[WHAT YOU ARE ASKED TO DO]: Nothing but the pictures should be left out when the entries below are duplicated.
--- START ---
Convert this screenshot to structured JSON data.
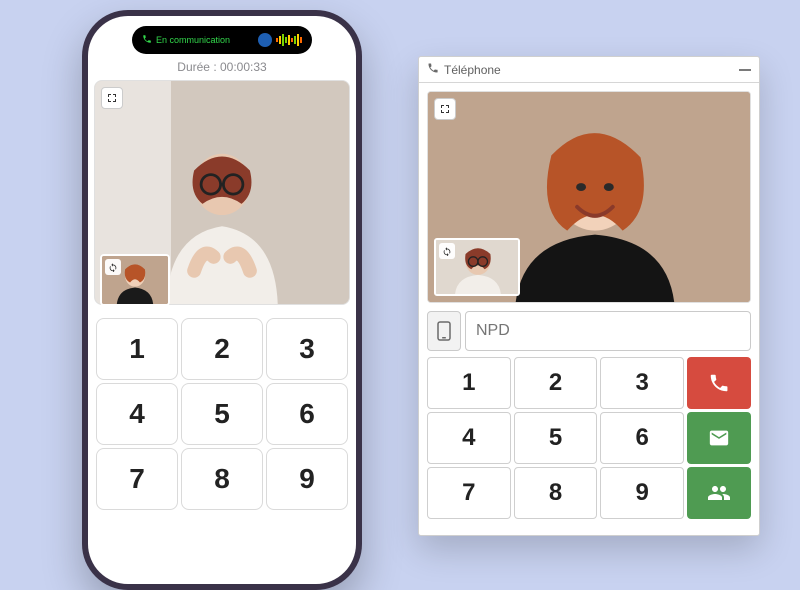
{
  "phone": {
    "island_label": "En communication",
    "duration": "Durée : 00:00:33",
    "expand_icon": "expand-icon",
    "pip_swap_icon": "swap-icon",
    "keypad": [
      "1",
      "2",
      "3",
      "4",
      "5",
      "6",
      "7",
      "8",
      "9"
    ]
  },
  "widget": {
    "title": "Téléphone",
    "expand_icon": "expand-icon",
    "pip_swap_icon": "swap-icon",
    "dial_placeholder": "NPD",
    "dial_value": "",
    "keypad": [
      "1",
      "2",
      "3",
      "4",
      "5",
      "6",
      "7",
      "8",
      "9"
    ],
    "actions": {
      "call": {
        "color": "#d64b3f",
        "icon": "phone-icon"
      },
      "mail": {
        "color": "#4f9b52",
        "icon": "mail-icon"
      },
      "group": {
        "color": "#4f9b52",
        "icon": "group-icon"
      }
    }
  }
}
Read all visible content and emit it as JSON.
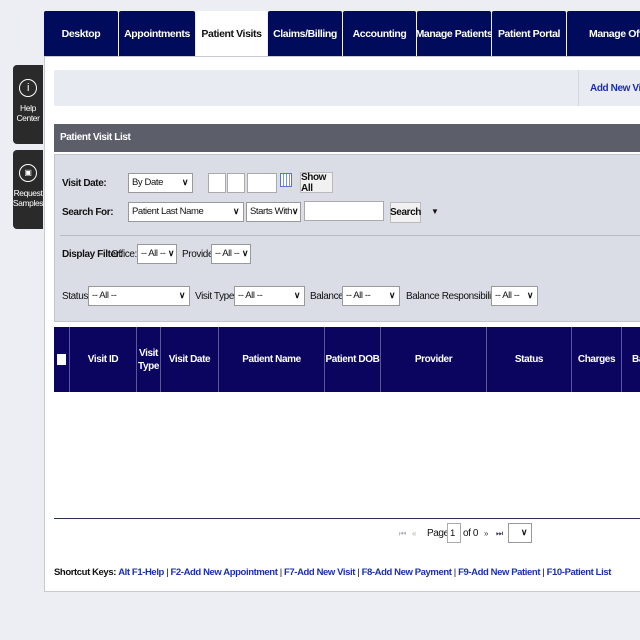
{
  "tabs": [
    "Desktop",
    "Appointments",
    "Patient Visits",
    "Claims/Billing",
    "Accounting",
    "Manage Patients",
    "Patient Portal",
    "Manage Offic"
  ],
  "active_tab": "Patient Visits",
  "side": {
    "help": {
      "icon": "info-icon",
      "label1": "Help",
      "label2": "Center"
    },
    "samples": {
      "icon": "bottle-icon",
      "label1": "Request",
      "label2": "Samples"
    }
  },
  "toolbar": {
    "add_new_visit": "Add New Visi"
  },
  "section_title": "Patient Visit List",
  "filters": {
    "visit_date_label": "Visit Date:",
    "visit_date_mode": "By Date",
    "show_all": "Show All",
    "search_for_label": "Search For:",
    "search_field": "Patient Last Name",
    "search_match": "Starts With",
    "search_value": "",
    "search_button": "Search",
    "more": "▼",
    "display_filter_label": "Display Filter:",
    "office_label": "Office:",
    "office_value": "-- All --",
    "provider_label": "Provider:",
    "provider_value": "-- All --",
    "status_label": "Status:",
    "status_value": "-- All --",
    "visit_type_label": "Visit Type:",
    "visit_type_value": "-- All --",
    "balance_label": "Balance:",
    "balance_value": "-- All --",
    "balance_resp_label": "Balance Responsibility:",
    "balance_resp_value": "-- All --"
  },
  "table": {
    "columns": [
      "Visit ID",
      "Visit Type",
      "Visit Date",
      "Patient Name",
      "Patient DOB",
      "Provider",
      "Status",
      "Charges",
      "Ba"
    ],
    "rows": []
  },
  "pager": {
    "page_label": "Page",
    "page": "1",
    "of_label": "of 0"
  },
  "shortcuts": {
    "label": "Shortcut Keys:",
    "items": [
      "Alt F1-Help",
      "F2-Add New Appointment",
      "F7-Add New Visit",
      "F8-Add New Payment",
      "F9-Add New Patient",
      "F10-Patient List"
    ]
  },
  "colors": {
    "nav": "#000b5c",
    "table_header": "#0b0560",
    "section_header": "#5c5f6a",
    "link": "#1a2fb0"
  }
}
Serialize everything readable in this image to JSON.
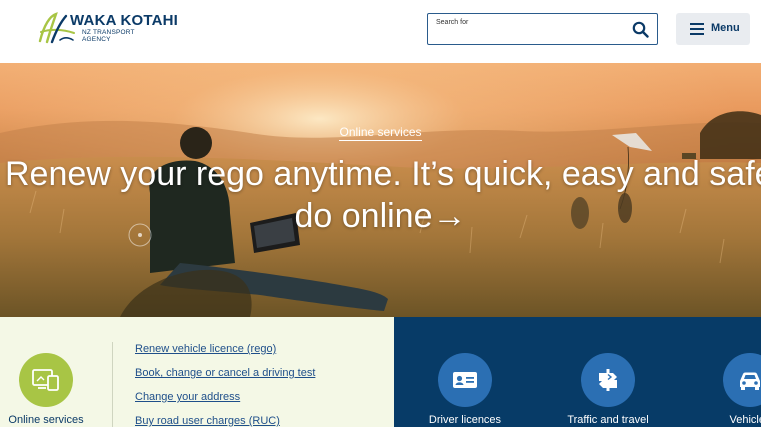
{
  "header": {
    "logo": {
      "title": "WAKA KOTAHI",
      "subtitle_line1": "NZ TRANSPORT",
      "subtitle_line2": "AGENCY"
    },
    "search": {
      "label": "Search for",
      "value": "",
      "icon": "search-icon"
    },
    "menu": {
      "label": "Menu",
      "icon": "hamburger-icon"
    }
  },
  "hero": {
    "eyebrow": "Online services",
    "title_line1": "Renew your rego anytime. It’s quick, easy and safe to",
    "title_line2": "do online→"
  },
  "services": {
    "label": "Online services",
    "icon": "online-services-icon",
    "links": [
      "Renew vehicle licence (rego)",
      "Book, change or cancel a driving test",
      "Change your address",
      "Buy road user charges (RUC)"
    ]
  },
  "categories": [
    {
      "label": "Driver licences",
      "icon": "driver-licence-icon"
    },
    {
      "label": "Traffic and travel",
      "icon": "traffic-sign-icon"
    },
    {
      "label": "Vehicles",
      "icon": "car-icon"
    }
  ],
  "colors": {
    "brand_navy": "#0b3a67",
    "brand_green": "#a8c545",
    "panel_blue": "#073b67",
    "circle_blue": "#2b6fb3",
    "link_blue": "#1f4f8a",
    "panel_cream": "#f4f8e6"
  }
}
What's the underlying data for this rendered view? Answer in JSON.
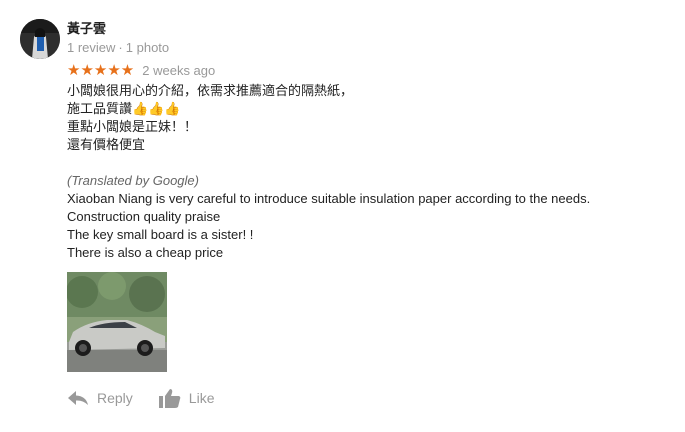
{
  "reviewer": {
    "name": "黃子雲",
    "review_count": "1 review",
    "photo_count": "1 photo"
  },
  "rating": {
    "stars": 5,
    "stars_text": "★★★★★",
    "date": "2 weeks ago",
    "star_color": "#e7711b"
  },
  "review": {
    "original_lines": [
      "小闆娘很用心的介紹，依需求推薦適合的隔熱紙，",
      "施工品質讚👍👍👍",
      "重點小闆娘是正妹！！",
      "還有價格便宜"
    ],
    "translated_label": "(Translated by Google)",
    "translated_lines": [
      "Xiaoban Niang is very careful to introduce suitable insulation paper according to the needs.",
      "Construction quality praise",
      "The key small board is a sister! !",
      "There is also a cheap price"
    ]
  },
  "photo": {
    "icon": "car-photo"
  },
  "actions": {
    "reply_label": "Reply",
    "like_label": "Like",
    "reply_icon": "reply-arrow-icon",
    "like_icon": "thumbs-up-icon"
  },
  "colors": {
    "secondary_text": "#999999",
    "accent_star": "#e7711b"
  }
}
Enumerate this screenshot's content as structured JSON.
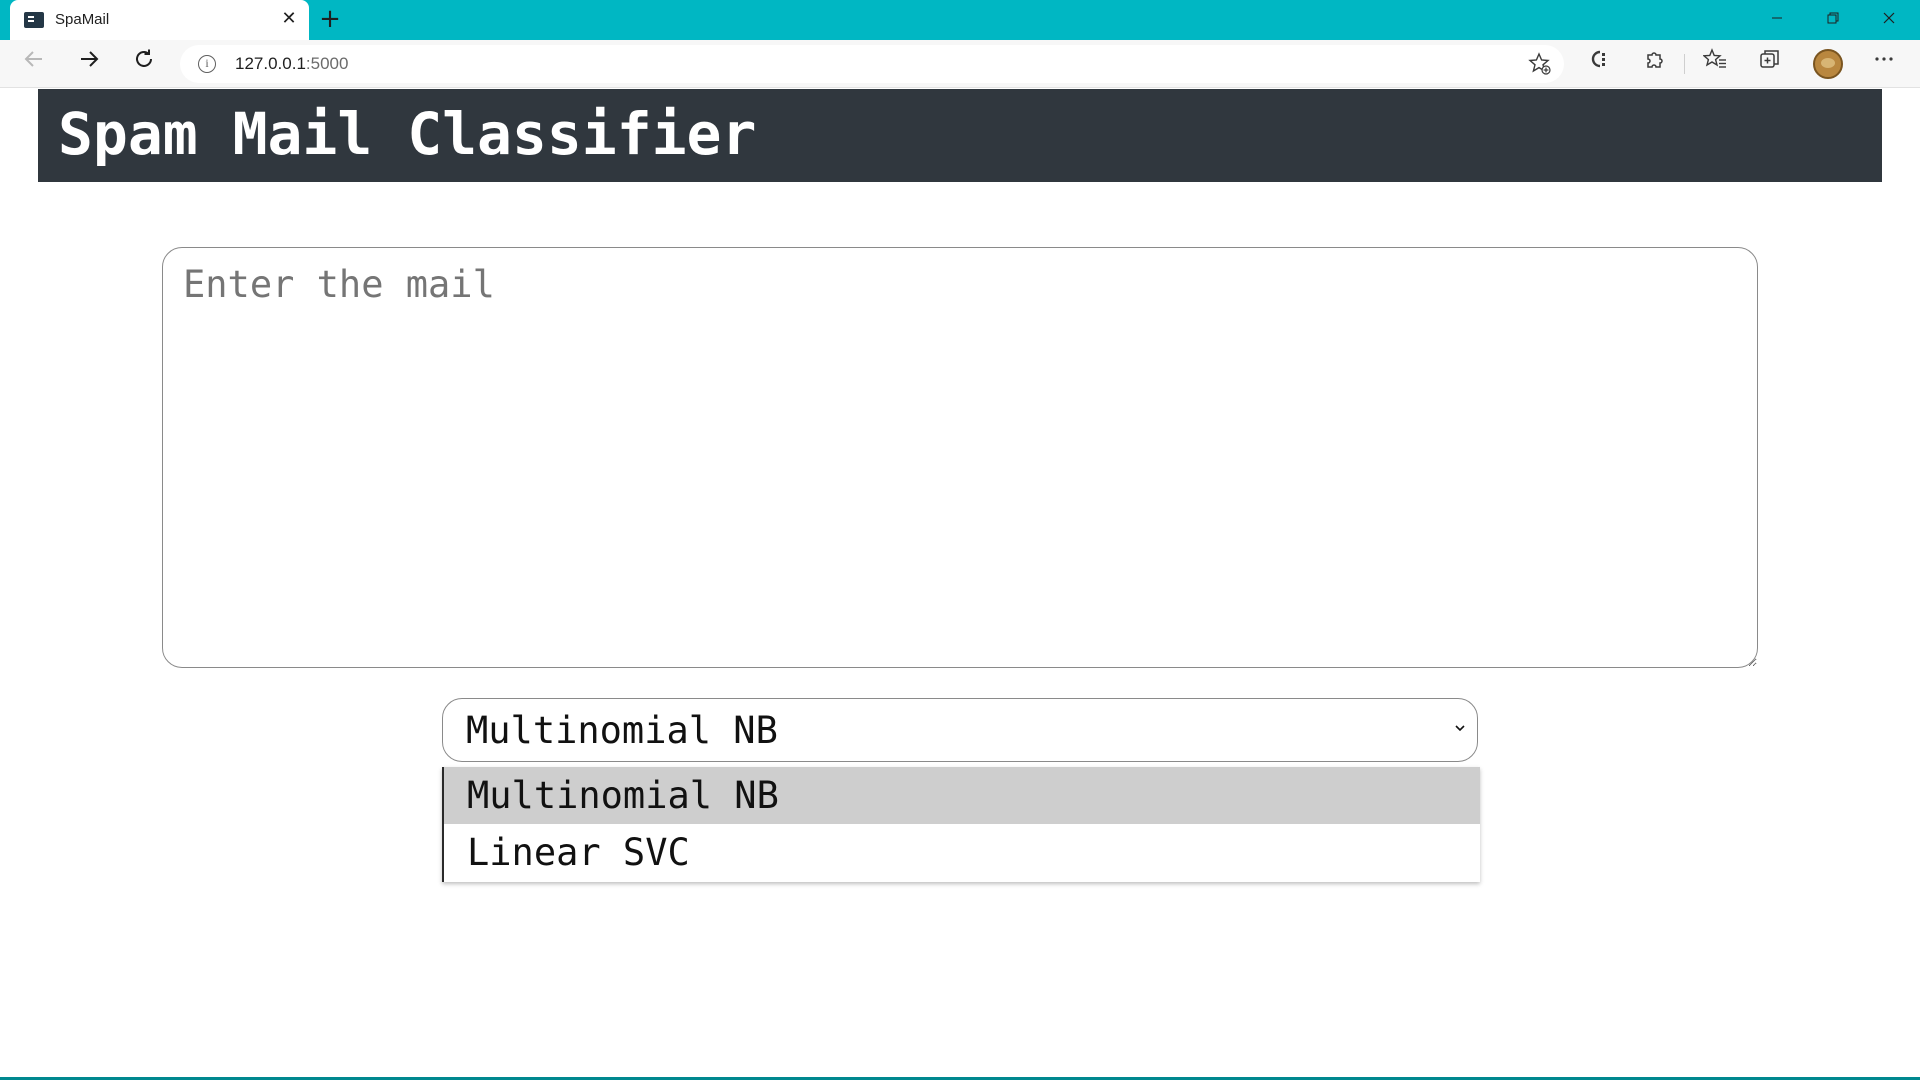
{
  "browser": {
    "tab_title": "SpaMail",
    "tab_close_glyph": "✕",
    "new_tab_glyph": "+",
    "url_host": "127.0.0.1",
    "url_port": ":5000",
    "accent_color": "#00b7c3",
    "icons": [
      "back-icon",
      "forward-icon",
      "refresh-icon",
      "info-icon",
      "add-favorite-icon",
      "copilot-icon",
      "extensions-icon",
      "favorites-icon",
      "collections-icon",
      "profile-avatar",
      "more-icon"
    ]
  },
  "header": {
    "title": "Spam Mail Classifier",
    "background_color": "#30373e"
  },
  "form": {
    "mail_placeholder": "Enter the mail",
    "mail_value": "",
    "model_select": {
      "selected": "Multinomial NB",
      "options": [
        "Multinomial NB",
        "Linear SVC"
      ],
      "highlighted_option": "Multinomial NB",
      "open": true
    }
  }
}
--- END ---
[EXERCISE ANSWER]:
Convert this screenshot to structured JSON data.
{
  "phone": {
    "island_label": "En communication",
    "duration": "Durée : 00:00:33",
    "expand_icon": "expand-icon",
    "pip_swap_icon": "swap-icon",
    "keypad": [
      "1",
      "2",
      "3",
      "4",
      "5",
      "6",
      "7",
      "8",
      "9"
    ]
  },
  "widget": {
    "title": "Téléphone",
    "expand_icon": "expand-icon",
    "pip_swap_icon": "swap-icon",
    "dial_placeholder": "NPD",
    "dial_value": "",
    "keypad": [
      "1",
      "2",
      "3",
      "4",
      "5",
      "6",
      "7",
      "8",
      "9"
    ],
    "actions": {
      "call": {
        "color": "#d64b3f",
        "icon": "phone-icon"
      },
      "mail": {
        "color": "#4f9b52",
        "icon": "mail-icon"
      },
      "group": {
        "color": "#4f9b52",
        "icon": "group-icon"
      }
    }
  }
}
Read all visible content and emit it as JSON.
{
  "tabs": [
    "Desktop",
    "Appointments",
    "Patient Visits",
    "Claims/Billing",
    "Accounting",
    "Manage Patients",
    "Patient Portal",
    "Manage Offic"
  ],
  "active_tab": "Patient Visits",
  "side": {
    "help": {
      "icon": "info-icon",
      "label1": "Help",
      "label2": "Center"
    },
    "samples": {
      "icon": "bottle-icon",
      "label1": "Request",
      "label2": "Samples"
    }
  },
  "toolbar": {
    "add_new_visit": "Add New Visi"
  },
  "section_title": "Patient Visit List",
  "filters": {
    "visit_date_label": "Visit Date:",
    "visit_date_mode": "By Date",
    "show_all": "Show All",
    "search_for_label": "Search For:",
    "search_field": "Patient Last Name",
    "search_match": "Starts With",
    "search_value": "",
    "search_button": "Search",
    "more": "▼",
    "display_filter_label": "Display Filter:",
    "office_label": "Office:",
    "office_value": "-- All --",
    "provider_label": "Provider:",
    "provider_value": "-- All --",
    "status_label": "Status:",
    "status_value": "-- All --",
    "visit_type_label": "Visit Type:",
    "visit_type_value": "-- All --",
    "balance_label": "Balance:",
    "balance_value": "-- All --",
    "balance_resp_label": "Balance Responsibility:",
    "balance_resp_value": "-- All --"
  },
  "table": {
    "columns": [
      "Visit ID",
      "Visit Type",
      "Visit Date",
      "Patient Name",
      "Patient DOB",
      "Provider",
      "Status",
      "Charges",
      "Ba"
    ],
    "rows": []
  },
  "pager": {
    "page_label": "Page",
    "page": "1",
    "of_label": "of 0"
  },
  "shortcuts": {
    "label": "Shortcut Keys:",
    "items": [
      "Alt F1-Help",
      "F2-Add New Appointment",
      "F7-Add New Visit",
      "F8-Add New Payment",
      "F9-Add New Patient",
      "F10-Patient List"
    ]
  },
  "colors": {
    "nav": "#000b5c",
    "table_header": "#0b0560",
    "section_header": "#5c5f6a",
    "link": "#1a2fb0"
  }
}
Serialize everything readable in this image to JSON.
{
  "header": {
    "logo": {
      "title": "WAKA KOTAHI",
      "subtitle_line1": "NZ TRANSPORT",
      "subtitle_line2": "AGENCY"
    },
    "search": {
      "label": "Search for",
      "value": "",
      "icon": "search-icon"
    },
    "menu": {
      "label": "Menu",
      "icon": "hamburger-icon"
    }
  },
  "hero": {
    "eyebrow": "Online services",
    "title_line1": "Renew your rego anytime. It’s quick, easy and safe to",
    "title_line2": "do online→"
  },
  "services": {
    "label": "Online services",
    "icon": "online-services-icon",
    "links": [
      "Renew vehicle licence (rego)",
      "Book, change or cancel a driving test",
      "Change your address",
      "Buy road user charges (RUC)"
    ]
  },
  "categories": [
    {
      "label": "Driver licences",
      "icon": "driver-licence-icon"
    },
    {
      "label": "Traffic and travel",
      "icon": "traffic-sign-icon"
    },
    {
      "label": "Vehicles",
      "icon": "car-icon"
    }
  ],
  "colors": {
    "brand_navy": "#0b3a67",
    "brand_green": "#a8c545",
    "panel_blue": "#073b67",
    "circle_blue": "#2b6fb3",
    "link_blue": "#1f4f8a",
    "panel_cream": "#f4f8e6"
  }
}
What's the underlying data for this rendered view? Answer in JSON.
{
  "reviewer": {
    "name": "黃子雲",
    "review_count": "1 review",
    "photo_count": "1 photo"
  },
  "rating": {
    "stars": 5,
    "stars_text": "★★★★★",
    "date": "2 weeks ago",
    "star_color": "#e7711b"
  },
  "review": {
    "original_lines": [
      "小闆娘很用心的介紹，依需求推薦適合的隔熱紙，",
      "施工品質讚👍👍👍",
      "重點小闆娘是正妹！！",
      "還有價格便宜"
    ],
    "translated_label": "(Translated by Google)",
    "translated_lines": [
      "Xiaoban Niang is very careful to introduce suitable insulation paper according to the needs.",
      "Construction quality praise",
      "The key small board is a sister! !",
      "There is also a cheap price"
    ]
  },
  "photo": {
    "icon": "car-photo"
  },
  "actions": {
    "reply_label": "Reply",
    "like_label": "Like",
    "reply_icon": "reply-arrow-icon",
    "like_icon": "thumbs-up-icon"
  },
  "colors": {
    "secondary_text": "#999999",
    "accent_star": "#e7711b"
  }
}
Enumerate this screenshot's content as structured JSON.
{
  "browser": {
    "tab_title": "SpaMail",
    "tab_close_glyph": "✕",
    "new_tab_glyph": "+",
    "url_host": "127.0.0.1",
    "url_port": ":5000",
    "accent_color": "#00b7c3",
    "icons": [
      "back-icon",
      "forward-icon",
      "refresh-icon",
      "info-icon",
      "add-favorite-icon",
      "copilot-icon",
      "extensions-icon",
      "favorites-icon",
      "collections-icon",
      "profile-avatar",
      "more-icon"
    ]
  },
  "header": {
    "title": "Spam Mail Classifier",
    "background_color": "#30373e"
  },
  "form": {
    "mail_placeholder": "Enter the mail",
    "mail_value": "",
    "model_select": {
      "selected": "Multinomial NB",
      "options": [
        "Multinomial NB",
        "Linear SVC"
      ],
      "highlighted_option": "Multinomial NB",
      "open": true
    }
  }
}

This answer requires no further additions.